419th Night Fighter Squadron
|419th Night Fighter Squadron|
419th NFS 42-5506 taxiing at Carney Airfield, Guadalcanal, Solomon Islands, shortly after the P-61's arrival in early 1944
|Branch||United States Army Air Forces|
|Role||Night Fighter Operations|
|Part of||Thirteenth Air Force|
|Emblem of the 419th Night Fighter Squadron|
The unit was formed in 1943. After training, it was deployed to Thirteenth Air Force and ordered to New Guinea to provide air defense interceptor protection against Japanese night air raids on USAAF airfields. It later served in the Philippines Campaign where in addition to night interceptor missions it also flew day and night interdiction missions against enemy troop movements, brides and other targets of opportunity. It was inactivated in 1947.

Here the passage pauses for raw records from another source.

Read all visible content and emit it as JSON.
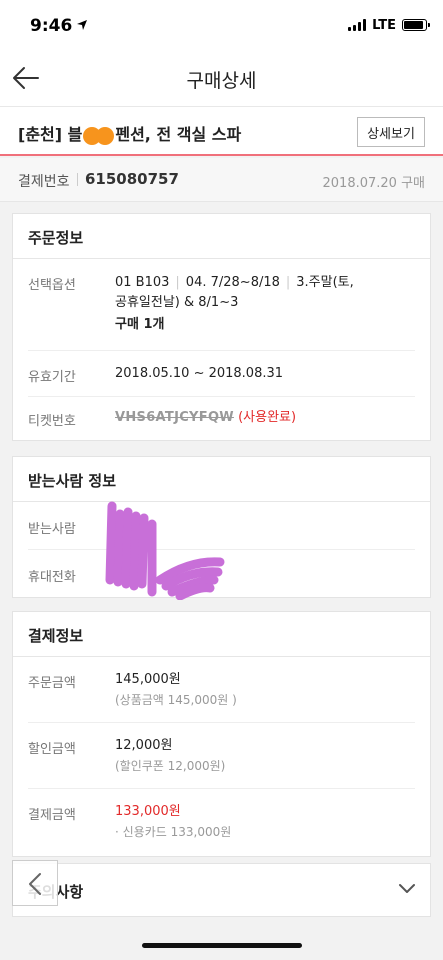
{
  "status": {
    "time": "9:46",
    "network": "LTE"
  },
  "nav": {
    "title": "구매상세"
  },
  "product": {
    "title_prefix": "[춘천] 블",
    "title_suffix": "펜션, 전 객실 스파",
    "detail_button": "상세보기"
  },
  "payment_number": {
    "label": "결제번호",
    "value": "615080757",
    "date": "2018.07.20 구매"
  },
  "order_info": {
    "header": "주문정보",
    "option_label": "선택옵션",
    "option_part1": "01 B103",
    "option_part2": "04. 7/28~8/18",
    "option_part3": "3.주말(토,",
    "option_line2": "공휴일전날) & 8/1~3",
    "quantity": "구매 1개",
    "validity_label": "유효기간",
    "validity_value": "2018.05.10 ~ 2018.08.31",
    "ticket_label": "티켓번호",
    "ticket_value": "VHS6ATJCYFQW",
    "ticket_status": "(사용완료)"
  },
  "recipient": {
    "header": "받는사람 정보",
    "name_label": "받는사람",
    "phone_label": "휴대전화"
  },
  "payment_info": {
    "header": "결제정보",
    "order_amount_label": "주문금액",
    "order_amount": "145,000원",
    "order_amount_sub": "(상품금액 145,000원 )",
    "discount_label": "할인금액",
    "discount_amount": "12,000원",
    "discount_sub": "(할인쿠폰 12,000원)",
    "paid_label": "결제금액",
    "paid_amount": "133,000원",
    "paid_sub": "· 신용카드 133,000원"
  },
  "notice": {
    "title": "주의사항"
  },
  "colors": {
    "accent_red": "#e22a2a",
    "divider_pink": "#f0707b",
    "redact_orange": "#f7941d",
    "redact_purple": "#c86fd8"
  }
}
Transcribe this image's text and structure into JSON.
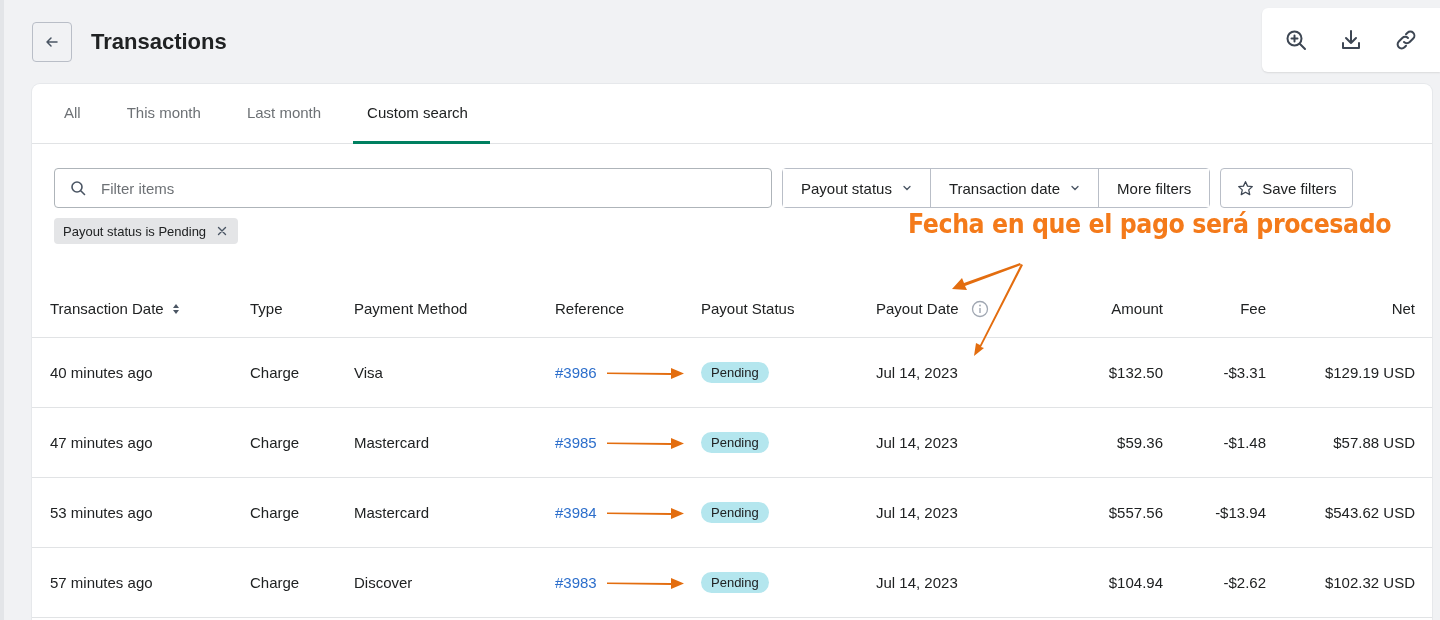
{
  "page": {
    "title": "Transactions"
  },
  "tabs": [
    {
      "label": "All",
      "selected": false
    },
    {
      "label": "This month",
      "selected": false
    },
    {
      "label": "Last month",
      "selected": false
    },
    {
      "label": "Custom search",
      "selected": true
    }
  ],
  "search": {
    "placeholder": "Filter items"
  },
  "filters": [
    {
      "label": "Payout status",
      "kind": "dropdown"
    },
    {
      "label": "Transaction date",
      "kind": "dropdown"
    },
    {
      "label": "More filters",
      "kind": "plain"
    }
  ],
  "save_button": "Save filters",
  "applied_filters": [
    {
      "label": "Payout status is Pending"
    }
  ],
  "annotation": {
    "text": "Fecha en que el pago será procesado"
  },
  "table": {
    "columns": [
      {
        "label": "Transaction Date",
        "kind": "sortable"
      },
      {
        "label": "Type",
        "kind": "plain"
      },
      {
        "label": "Payment Method",
        "kind": "plain"
      },
      {
        "label": "Reference",
        "kind": "plain"
      },
      {
        "label": "Payout Status",
        "kind": "plain"
      },
      {
        "label": "Payout Date",
        "kind": "info"
      },
      {
        "label": "Amount",
        "kind": "plain"
      },
      {
        "label": "Fee",
        "kind": "plain"
      },
      {
        "label": "Net",
        "kind": "plain"
      }
    ],
    "rows": [
      {
        "date": "40 minutes ago",
        "type": "Charge",
        "method": "Visa",
        "reference": "#3986",
        "arrow": true,
        "status": "Pending",
        "payout_date": "Jul 14, 2023",
        "amount": "$132.50",
        "fee": "-$3.31",
        "net": "$129.19 USD"
      },
      {
        "date": "47 minutes ago",
        "type": "Charge",
        "method": "Mastercard",
        "reference": "#3985",
        "arrow": true,
        "status": "Pending",
        "payout_date": "Jul 14, 2023",
        "amount": "$59.36",
        "fee": "-$1.48",
        "net": "$57.88 USD"
      },
      {
        "date": "53 minutes ago",
        "type": "Charge",
        "method": "Mastercard",
        "reference": "#3984",
        "arrow": true,
        "status": "Pending",
        "payout_date": "Jul 14, 2023",
        "amount": "$557.56",
        "fee": "-$13.94",
        "net": "$543.62 USD"
      },
      {
        "date": "57 minutes ago",
        "type": "Charge",
        "method": "Discover",
        "reference": "#3983",
        "arrow": true,
        "status": "Pending",
        "payout_date": "Jul 14, 2023",
        "amount": "$104.94",
        "fee": "-$2.62",
        "net": "$102.32 USD"
      }
    ]
  }
}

Activated on 1 April 1943. Trained at Kissimmee, Florida and trained in Douglas P-70 Havoc night fighters due to non-availability of P-61 Black Widows. By the end of training, the night fighter pilots realized that the Black Widow would not be forthcoming and resigned themselves to the fact they would be going overseas with P-70s.
The squadron was deployed to the South Pacific Theater, arriving at Guadalcanal, Solomon Islands on 15 November 1943, assigned to Thirteenth Air Force. It was the second dedicated night fighter squadron assigned to the Pacific. At Guadalcanal, the squadron absorbed Detachment B of the 6th Night Fighter Squadron. On 21 November 1943, the squadron was assigned to the 18th Fighter Group.

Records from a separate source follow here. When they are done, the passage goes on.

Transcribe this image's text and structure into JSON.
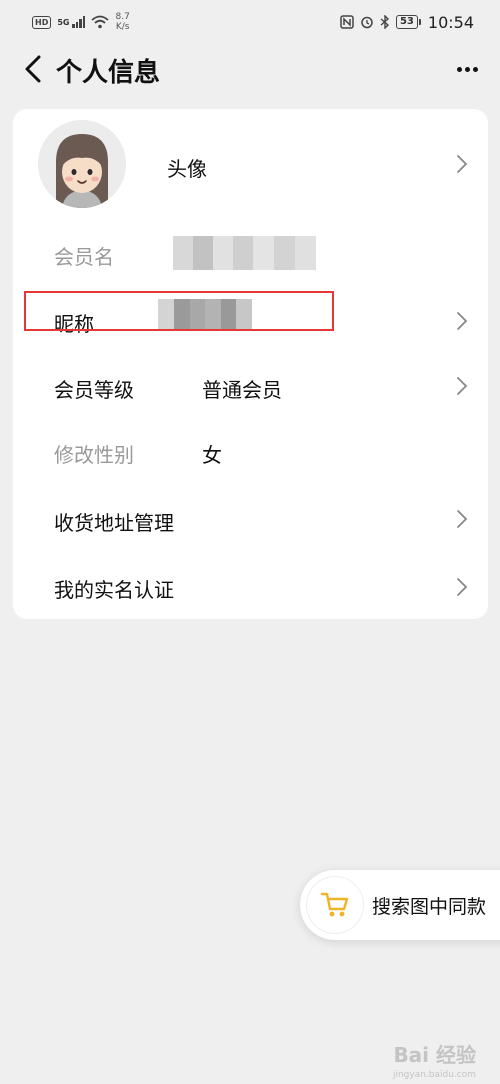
{
  "status_bar": {
    "hd": "HD",
    "network": "5G",
    "speed_value": "8.7",
    "speed_unit": "K/s",
    "battery": "53",
    "time": "10:54"
  },
  "header": {
    "title": "个人信息"
  },
  "profile": {
    "avatar_label": "头像",
    "member_name_label": "会员名",
    "nickname_label": "昵称",
    "member_level_label": "会员等级",
    "member_level_value": "普通会员",
    "gender_label": "修改性别",
    "gender_value": "女",
    "address_label": "收货地址管理",
    "realname_label": "我的实名认证"
  },
  "float_button": {
    "label": "搜索图中同款"
  },
  "watermark": {
    "text": "Bai 经验",
    "sub": "jingyan.baidu.com"
  },
  "colors": {
    "highlight": "#e53935",
    "cart": "#f0b429"
  }
}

However, it was found that the P-70 was not very successful in actual combat interception of Japanese fighters at night. It was issued P-38H Lightnings stock day fighters with no radar or any other equipment for finding the enemy at night. The Lightning pilots would wait until the enemy was over a target and, hopefully, illuminated by the defender's searchlights. They would then try to pick out the outline of the enemy aircraft and intercept. This method had its dangers since the P-38 was subjecting itself to antiaircraft fire from defenders as well as gunners aboard the Japanese bombers. The squadron received the P-61 Black Widow to replace the P-38s/P-70s in May 1944. Then on 25 August 1944, the squadron was reassigned to the XIII Fighter Command.
The squadron flew numerous missions against Japanese night intruders, which were a real nuisance to American forces and which up to this time had been virtually immune from interception. On typical missions, the pilot would be directed to the vicinity of its target by ground based radar. The onboard A/I radar under the control of the radar operator would then be used to direct the pilot to close with and intercept the enemy. As soon as the pilot had gotten close enough to its target to make a visual identification, the guns would be aimed and fired by the pilot or by the gunner. The appearance of the Black Widow in the night skies over the Pacific was a rude and unpleasant surprise for these night raiders. Engaged the enemy during the New Guinea, Northern Solomon Islands and Bismarck Archipelago Campaigns.
Moved the Philippines in 1945, operating primarily over the southern islands. During 1945 aerial targets became increasingly rare, the 419th turned to long range night-time intruding, carrying out the same mission as the aircraft they had originally been stalking ending the war being stationed on Palawan. Personnel demobilized at Clark Field and returned to the United States after the war; equipment remained in the Philippines for reclamation or sent to postwar units.
- Constituted as: 419th Night Fighter Squadron on 24 March 1943
- Activated on 1 April 1943
- Inactivated on 20 February 1947
- Air Defense Department, Army Air Force School of Applied Tactics, 1 April 1943
- Attached to 481st Night Fighter Operational Training Group, 17 July 1943
- XIII Fighter Command, 15 November 1943
- 18th Fighter Group, 21 November 1943
- XIII Fighter Command, 25 August 1944
- 85th Fighter Wing, 10 January 1946 – 20 February 1947.
|Wikimedia Commons has media related to 419th Night Fighter Squadron.|
- Northrop P-61 Black Widow—The Complete History and Combat Record, Garry R. Pape, John M. Campbell and Donna Campbell, Motorbooks International, 1991.
- Maurer, Maurer, ed. (1982) . Combat Squadrons of the Air Force, World War II (PDF) (reprint ed.). Washington, DC: Office of Air Force History. ISBN 0-405-12194-6. LCCN 70605402. OCLC 72556.